Despite his long list of achievements, Cronin remains humble, with his sights set on even bigger goals.
“It means a lot,” says Cronin of the recognition. “I worked really hard. Some of my goals, I came up short. But I’m proud of what I did. Some goals I have for myself [for next season] are to be CIF State Champion and go undefeated.”
He may have the bar set high for his final year at Servite, but Cronin feels that the bond he shares with his teammates is more significant than any goals he has in mind for himself.
“It’s really special representing the Friars because it’s a brotherhood as a team, and you don’t get that anywhere else,” says Cronin. “We support each other, whether we win or lose.”
Servite’s head wrestling coach, Alan Clinton, knows he has a special athlete in Cronin and believes that the standout wrestler is an even better person.
“Liam is an outstanding young man, the real deal—on the mat, in the classroom, in the weight room or out in public,” says Clinton. “He strives to be the best at whatever he is doing, and he’s a great human being with a competitive nature.”
Well-versed in all styles of wrestling, including folkstyle (used in high school competition), freestyle and Greco-Roman, Cronin trains and competes year-round and acknowledges the benefits of the discipline and goal-setting required of the sport.
“Wrestling has taught me how to be determined…how to work hard and push mentally through tough times,” says Cronin. “You learn how to grow up and be a man.”
The Orange resident is focused on being able to wrestle at a Division I college, something Clinton believes is attainable for Cronin.
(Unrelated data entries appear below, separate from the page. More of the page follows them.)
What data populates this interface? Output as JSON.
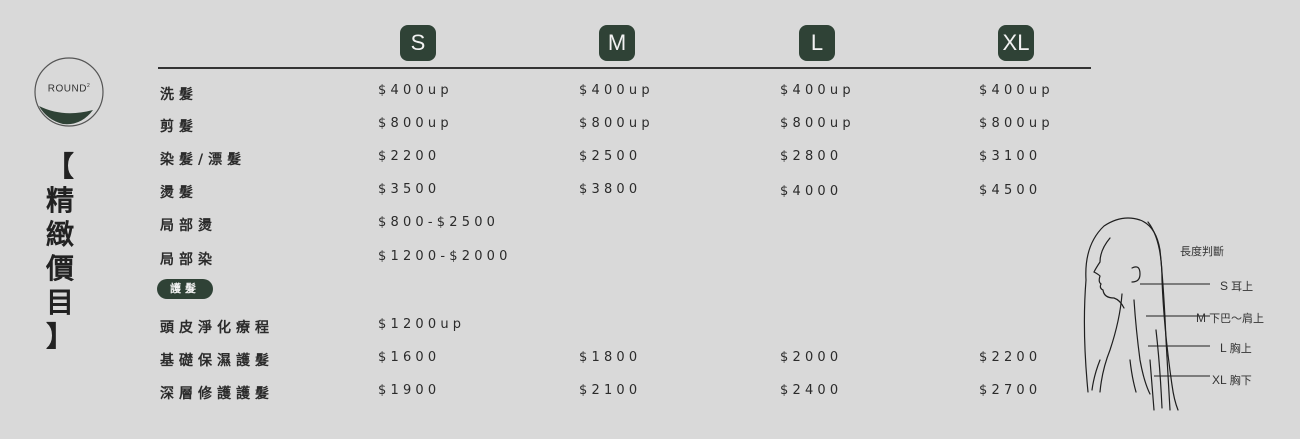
{
  "brand": {
    "name": "ROUND",
    "superscript": "2"
  },
  "title_chars": [
    "【",
    "精",
    "緻",
    "價",
    "目",
    "】"
  ],
  "sizes": [
    "S",
    "M",
    "L",
    "XL"
  ],
  "services": [
    {
      "name": "洗髮",
      "prices": [
        "$400up",
        "$400up",
        "$400up",
        "$400up"
      ]
    },
    {
      "name": "剪髮",
      "prices": [
        "$800up",
        "$800up",
        "$800up",
        "$800up"
      ]
    },
    {
      "name": "染髮/漂髮",
      "prices": [
        "$2200",
        "$2500",
        "$2800",
        "$3100"
      ]
    },
    {
      "name": "燙髮",
      "prices": [
        "$3500",
        "$3800",
        "$4000",
        "$4500"
      ]
    },
    {
      "name": "局部燙",
      "prices": [
        "$800-$2500",
        "",
        "",
        ""
      ]
    },
    {
      "name": "局部染",
      "prices": [
        "$1200-$2000",
        "",
        "",
        ""
      ]
    }
  ],
  "care_section": {
    "label": "護髮"
  },
  "care_services": [
    {
      "name": "頭皮淨化療程",
      "prices": [
        "$1200up",
        "",
        "",
        ""
      ]
    },
    {
      "name": "基礎保濕護髮",
      "prices": [
        "$1600",
        "$1800",
        "$2000",
        "$2200"
      ]
    },
    {
      "name": "深層修護護髮",
      "prices": [
        "$1900",
        "$2100",
        "$2400",
        "$2700"
      ]
    }
  ],
  "length_guide": {
    "title": "長度判斷",
    "items": [
      {
        "size": "S",
        "desc": "耳上"
      },
      {
        "size": "M",
        "desc": "下巴～肩上"
      },
      {
        "size": "L",
        "desc": "胸上"
      },
      {
        "size": "XL",
        "desc": "胸下"
      }
    ]
  },
  "colors": {
    "accent": "#2f4236",
    "background": "#d9d9d9",
    "text": "#2b2b2b"
  }
}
He’s not certain yet what field of study he will pursue, but Cronin will continue to improve what he believes are his God-given abilities.
“As a competitor, I know that every time I step on the mat, God is with me,” says Cronin. “I’m competing for him because he’s blessed me with a gift.”